# STUDY MATERIAL
● ● ● ● ●
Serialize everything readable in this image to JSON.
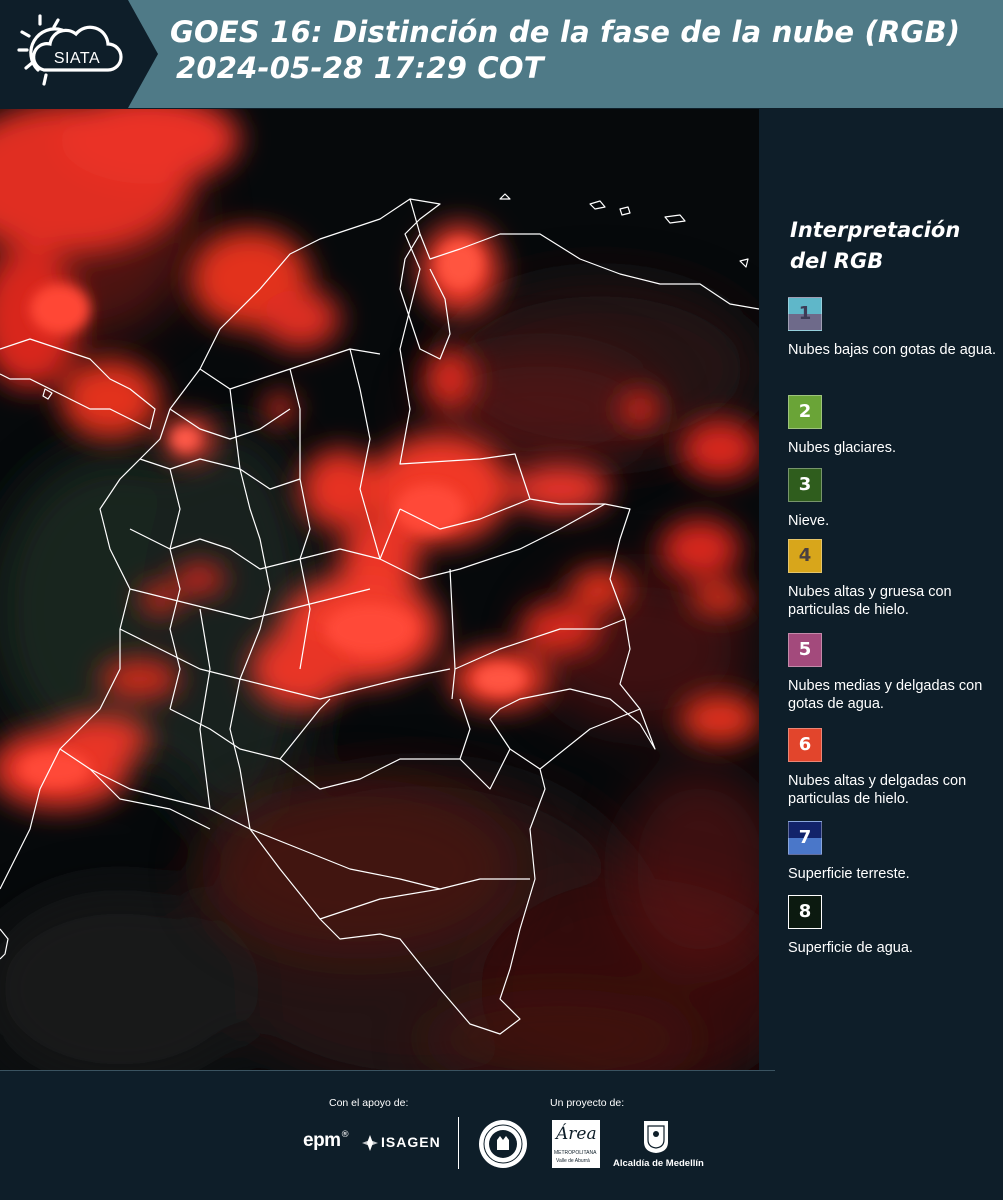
{
  "header": {
    "logo_text": "SIATA",
    "title_line1": "GOES 16: Distinción de la fase de la nube (RGB)",
    "title_line2": "2024-05-28 17:29 COT"
  },
  "legend": {
    "title": "Interpretación del RGB",
    "items": [
      {
        "num": "1",
        "desc": "Nubes bajas con gotas de agua.",
        "color_top": "#5fb7c9",
        "color_bottom": "#6e6a8a"
      },
      {
        "num": "2",
        "desc": "Nubes glaciares.",
        "color": "#6aa437"
      },
      {
        "num": "3",
        "desc": "Nieve.",
        "color": "#2f5d1d"
      },
      {
        "num": "4",
        "desc": "Nubes altas y gruesa con particulas de hielo.",
        "color": "#d8a61b"
      },
      {
        "num": "5",
        "desc": "Nubes medias y delgadas con gotas de agua.",
        "color": "#a34a7c"
      },
      {
        "num": "6",
        "desc": "Nubes altas y delgadas con particulas de hielo.",
        "color": "#e2452c"
      },
      {
        "num": "7",
        "desc": "Superficie terreste.",
        "color_top": "#12236a",
        "color_bottom": "#4a77c9"
      },
      {
        "num": "8",
        "desc": "Superficie de agua.",
        "color": "#0c1a10"
      }
    ]
  },
  "footer": {
    "support_label": "Con el apoyo de:",
    "project_label": "Un proyecto de:",
    "epm": "epm",
    "isagen": "ISAGEN",
    "area_text": "Área",
    "area_sub1": "METROPOLITANA",
    "area_sub2": "Valle de Aburrá",
    "alcaldia": "Alcaldía de Medellín"
  }
}
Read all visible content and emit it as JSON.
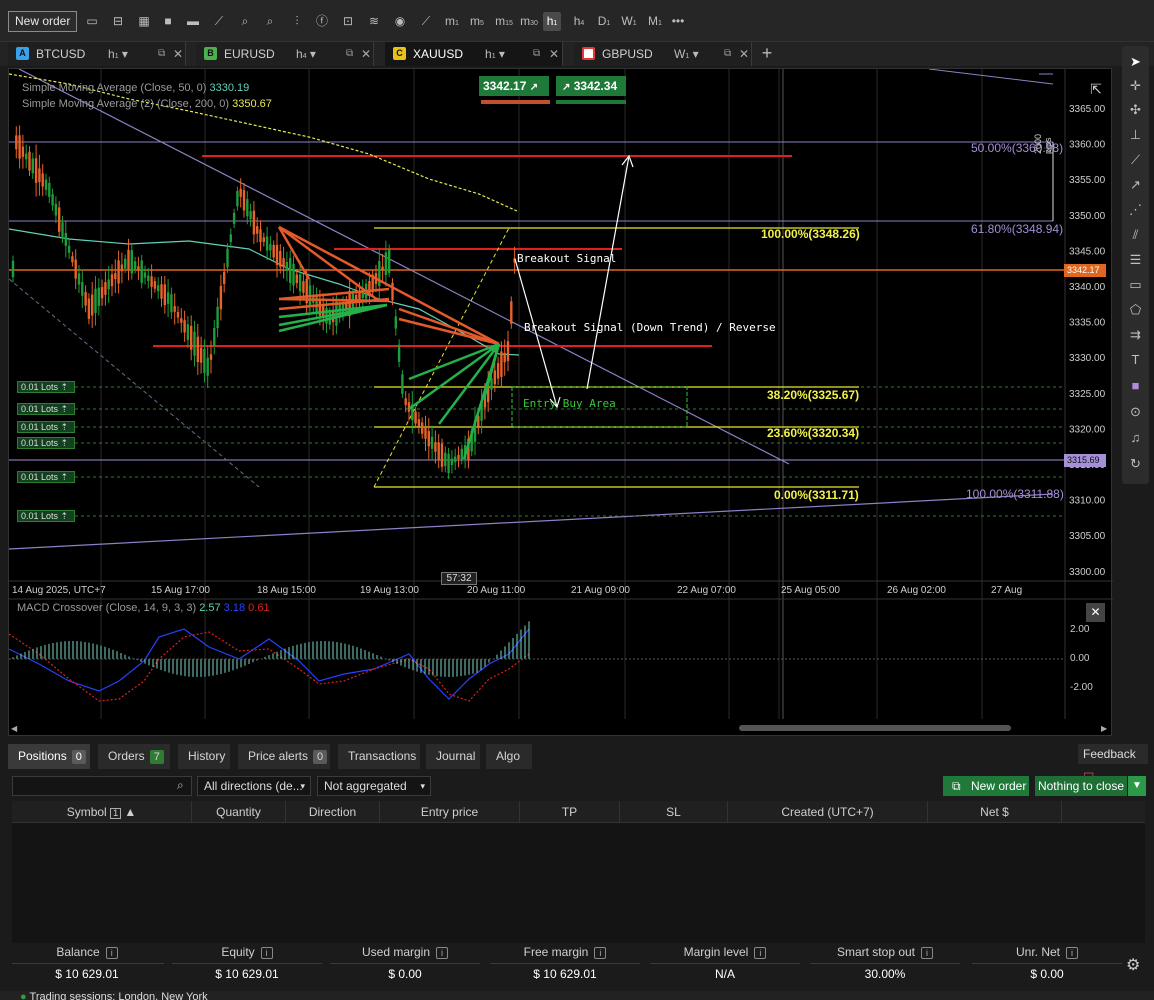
{
  "toolbar": {
    "new_order": "New order",
    "timeframes": [
      "m",
      "m",
      "m",
      "m",
      "h",
      "h",
      "D",
      "W",
      "M"
    ],
    "timeframe_subs": [
      "1",
      "5",
      "15",
      "30",
      "1",
      "4",
      "1",
      "1",
      "1"
    ],
    "active_timeframe": "h1",
    "more": "•••"
  },
  "tabs": [
    {
      "symbol": "BTCUSD",
      "badge": "A",
      "badge_color": "#3aa0e8",
      "tf": "h",
      "tf_sub": "1"
    },
    {
      "symbol": "EURUSD",
      "badge": "B",
      "badge_color": "#4caf50",
      "tf": "h",
      "tf_sub": "4"
    },
    {
      "symbol": "XAUUSD",
      "badge": "C",
      "badge_color": "#e8c21a",
      "tf": "h",
      "tf_sub": "1",
      "active": true
    },
    {
      "symbol": "GBPUSD",
      "badge": "",
      "badge_color": "#e03a3a",
      "tf": "W",
      "tf_sub": "1"
    }
  ],
  "chart": {
    "indicators": [
      {
        "name": "Simple Moving Average (Close, 50, 0)",
        "value": "3330.19",
        "color": "#5fd3b8"
      },
      {
        "name": "Simple Moving Average (2) (Close, 200, 0)",
        "value": "3350.67",
        "color": "#e8e85a"
      }
    ],
    "sell_price": "3342.17",
    "buy_price": "3342.34",
    "price_axis": [
      "3365.00",
      "3360.00",
      "3355.00",
      "3350.00",
      "3345.00",
      "3340.00",
      "3335.00",
      "3330.00",
      "3325.00",
      "3320.00",
      "3315.00",
      "3310.00",
      "3305.00",
      "3300.00"
    ],
    "current_price": "3342.17",
    "marker_price": "3315.69",
    "time_axis": [
      "14 Aug 2025, UTC+7",
      "15 Aug 17:00",
      "18 Aug 15:00",
      "19 Aug 13:00",
      "20 Aug 11:00",
      "21 Aug 09:00",
      "22 Aug 07:00",
      "25 Aug 05:00",
      "26 Aug 02:00",
      "27 Aug"
    ],
    "countdown": "57:32",
    "fib_labels": [
      "100.00%(3348.26)",
      "38.20%(3325.67)",
      "23.60%(3320.34)",
      "0.00%(3311.71)"
    ],
    "fib2_labels": [
      "50.00%(3360.98)",
      "61.80%(3348.94)",
      "100.00%(3311.88)"
    ],
    "pips_label": "2000 pips",
    "annotations": [
      "Breakout Signal",
      "Breakout Signal (Down Trend) / Reverse",
      "Entry Buy Area"
    ],
    "lots": [
      "0.01 Lots",
      "0.01 Lots",
      "0.01 Lots",
      "0.01 Lots",
      "0.01 Lots",
      "0.01 Lots"
    ],
    "macd": {
      "title": "MACD Crossover (Close, 14, 9, 3, 3)",
      "v1": "2.57",
      "v2": "3.18",
      "v3": "0.61",
      "axis": [
        "2.00",
        "0.00",
        "-2.00"
      ]
    }
  },
  "bottom": {
    "tabs": [
      {
        "label": "Positions",
        "count": "0"
      },
      {
        "label": "Orders",
        "count": "7"
      },
      {
        "label": "History",
        "count": ""
      },
      {
        "label": "Price alerts",
        "count": "0"
      },
      {
        "label": "Transactions",
        "count": ""
      },
      {
        "label": "Journal",
        "count": ""
      },
      {
        "label": "Algo",
        "count": ""
      }
    ],
    "feedback": "Feedback",
    "direction_filter": "All directions (de...",
    "aggregation": "Not aggregated",
    "new_order": "New order",
    "nothing_to_close": "Nothing to close",
    "columns": [
      "Symbol",
      "Quantity",
      "Direction",
      "Entry price",
      "TP",
      "SL",
      "Created (UTC+7)",
      "Net $"
    ],
    "sort_index": "1",
    "summary": [
      {
        "label": "Balance",
        "value": "$ 10 629.01"
      },
      {
        "label": "Equity",
        "value": "$ 10 629.01"
      },
      {
        "label": "Used margin",
        "value": "$ 0.00"
      },
      {
        "label": "Free margin",
        "value": "$ 10 629.01"
      },
      {
        "label": "Margin level",
        "value": "N/A"
      },
      {
        "label": "Smart stop out",
        "value": "30.00%"
      },
      {
        "label": "Unr. Net",
        "value": "$ 0.00"
      }
    ],
    "sessions": "Trading sessions: London, New York"
  }
}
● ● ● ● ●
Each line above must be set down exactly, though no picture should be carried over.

# SOLUTION
Serialize everything readable in this image to JSON.
{
  "header": {
    "logo_text": "SIATA",
    "title_line1": "GOES 16: Distinción de la fase de la nube (RGB)",
    "title_line2": "2024-05-28 17:29 COT"
  },
  "legend": {
    "title": "Interpretación del RGB",
    "items": [
      {
        "num": "1",
        "desc": "Nubes bajas con gotas de agua.",
        "color_top": "#5fb7c9",
        "color_bottom": "#6e6a8a"
      },
      {
        "num": "2",
        "desc": "Nubes glaciares.",
        "color": "#6aa437"
      },
      {
        "num": "3",
        "desc": "Nieve.",
        "color": "#2f5d1d"
      },
      {
        "num": "4",
        "desc": "Nubes altas y gruesa con particulas de hielo.",
        "color": "#d8a61b"
      },
      {
        "num": "5",
        "desc": "Nubes medias y delgadas con gotas de agua.",
        "color": "#a34a7c"
      },
      {
        "num": "6",
        "desc": "Nubes altas y delgadas con particulas de hielo.",
        "color": "#e2452c"
      },
      {
        "num": "7",
        "desc": "Superficie terreste.",
        "color_top": "#12236a",
        "color_bottom": "#4a77c9"
      },
      {
        "num": "8",
        "desc": "Superficie de agua.",
        "color": "#0c1a10"
      }
    ]
  },
  "footer": {
    "support_label": "Con el apoyo de:",
    "project_label": "Un proyecto de:",
    "epm": "epm",
    "isagen": "ISAGEN",
    "area_text": "Área",
    "area_sub1": "METROPOLITANA",
    "area_sub2": "Valle de Aburrá",
    "alcaldia": "Alcaldía de Medellín"
  }
}
Read all visible content and emit it as JSON.
{
  "toolbar": {
    "new_order": "New order",
    "timeframes": [
      "m",
      "m",
      "m",
      "m",
      "h",
      "h",
      "D",
      "W",
      "M"
    ],
    "timeframe_subs": [
      "1",
      "5",
      "15",
      "30",
      "1",
      "4",
      "1",
      "1",
      "1"
    ],
    "active_timeframe": "h1",
    "more": "•••"
  },
  "tabs": [
    {
      "symbol": "BTCUSD",
      "badge": "A",
      "badge_color": "#3aa0e8",
      "tf": "h",
      "tf_sub": "1"
    },
    {
      "symbol": "EURUSD",
      "badge": "B",
      "badge_color": "#4caf50",
      "tf": "h",
      "tf_sub": "4"
    },
    {
      "symbol": "XAUUSD",
      "badge": "C",
      "badge_color": "#e8c21a",
      "tf": "h",
      "tf_sub": "1",
      "active": true
    },
    {
      "symbol": "GBPUSD",
      "badge": "",
      "badge_color": "#e03a3a",
      "tf": "W",
      "tf_sub": "1"
    }
  ],
  "chart": {
    "indicators": [
      {
        "name": "Simple Moving Average (Close, 50, 0)",
        "value": "3330.19",
        "color": "#5fd3b8"
      },
      {
        "name": "Simple Moving Average (2) (Close, 200, 0)",
        "value": "3350.67",
        "color": "#e8e85a"
      }
    ],
    "sell_price": "3342.17",
    "buy_price": "3342.34",
    "price_axis": [
      "3365.00",
      "3360.00",
      "3355.00",
      "3350.00",
      "3345.00",
      "3340.00",
      "3335.00",
      "3330.00",
      "3325.00",
      "3320.00",
      "3315.00",
      "3310.00",
      "3305.00",
      "3300.00"
    ],
    "current_price": "3342.17",
    "marker_price": "3315.69",
    "time_axis": [
      "14 Aug 2025, UTC+7",
      "15 Aug 17:00",
      "18 Aug 15:00",
      "19 Aug 13:00",
      "20 Aug 11:00",
      "21 Aug 09:00",
      "22 Aug 07:00",
      "25 Aug 05:00",
      "26 Aug 02:00",
      "27 Aug"
    ],
    "countdown": "57:32",
    "fib_labels": [
      "100.00%(3348.26)",
      "38.20%(3325.67)",
      "23.60%(3320.34)",
      "0.00%(3311.71)"
    ],
    "fib2_labels": [
      "50.00%(3360.98)",
      "61.80%(3348.94)",
      "100.00%(3311.88)"
    ],
    "pips_label": "2000 pips",
    "annotations": [
      "Breakout Signal",
      "Breakout Signal (Down Trend) / Reverse",
      "Entry Buy Area"
    ],
    "lots": [
      "0.01 Lots",
      "0.01 Lots",
      "0.01 Lots",
      "0.01 Lots",
      "0.01 Lots",
      "0.01 Lots"
    ],
    "macd": {
      "title": "MACD Crossover (Close, 14, 9, 3, 3)",
      "v1": "2.57",
      "v2": "3.18",
      "v3": "0.61",
      "axis": [
        "2.00",
        "0.00",
        "-2.00"
      ]
    }
  },
  "bottom": {
    "tabs": [
      {
        "label": "Positions",
        "count": "0"
      },
      {
        "label": "Orders",
        "count": "7"
      },
      {
        "label": "History",
        "count": ""
      },
      {
        "label": "Price alerts",
        "count": "0"
      },
      {
        "label": "Transactions",
        "count": ""
      },
      {
        "label": "Journal",
        "count": ""
      },
      {
        "label": "Algo",
        "count": ""
      }
    ],
    "feedback": "Feedback",
    "direction_filter": "All directions (de...",
    "aggregation": "Not aggregated",
    "new_order": "New order",
    "nothing_to_close": "Nothing to close",
    "columns": [
      "Symbol",
      "Quantity",
      "Direction",
      "Entry price",
      "TP",
      "SL",
      "Created (UTC+7)",
      "Net $"
    ],
    "sort_index": "1",
    "summary": [
      {
        "label": "Balance",
        "value": "$ 10 629.01"
      },
      {
        "label": "Equity",
        "value": "$ 10 629.01"
      },
      {
        "label": "Used margin",
        "value": "$ 0.00"
      },
      {
        "label": "Free margin",
        "value": "$ 10 629.01"
      },
      {
        "label": "Margin level",
        "value": "N/A"
      },
      {
        "label": "Smart stop out",
        "value": "30.00%"
      },
      {
        "label": "Unr. Net",
        "value": "$ 0.00"
      }
    ],
    "sessions": "Trading sessions: London, New York"
  }
}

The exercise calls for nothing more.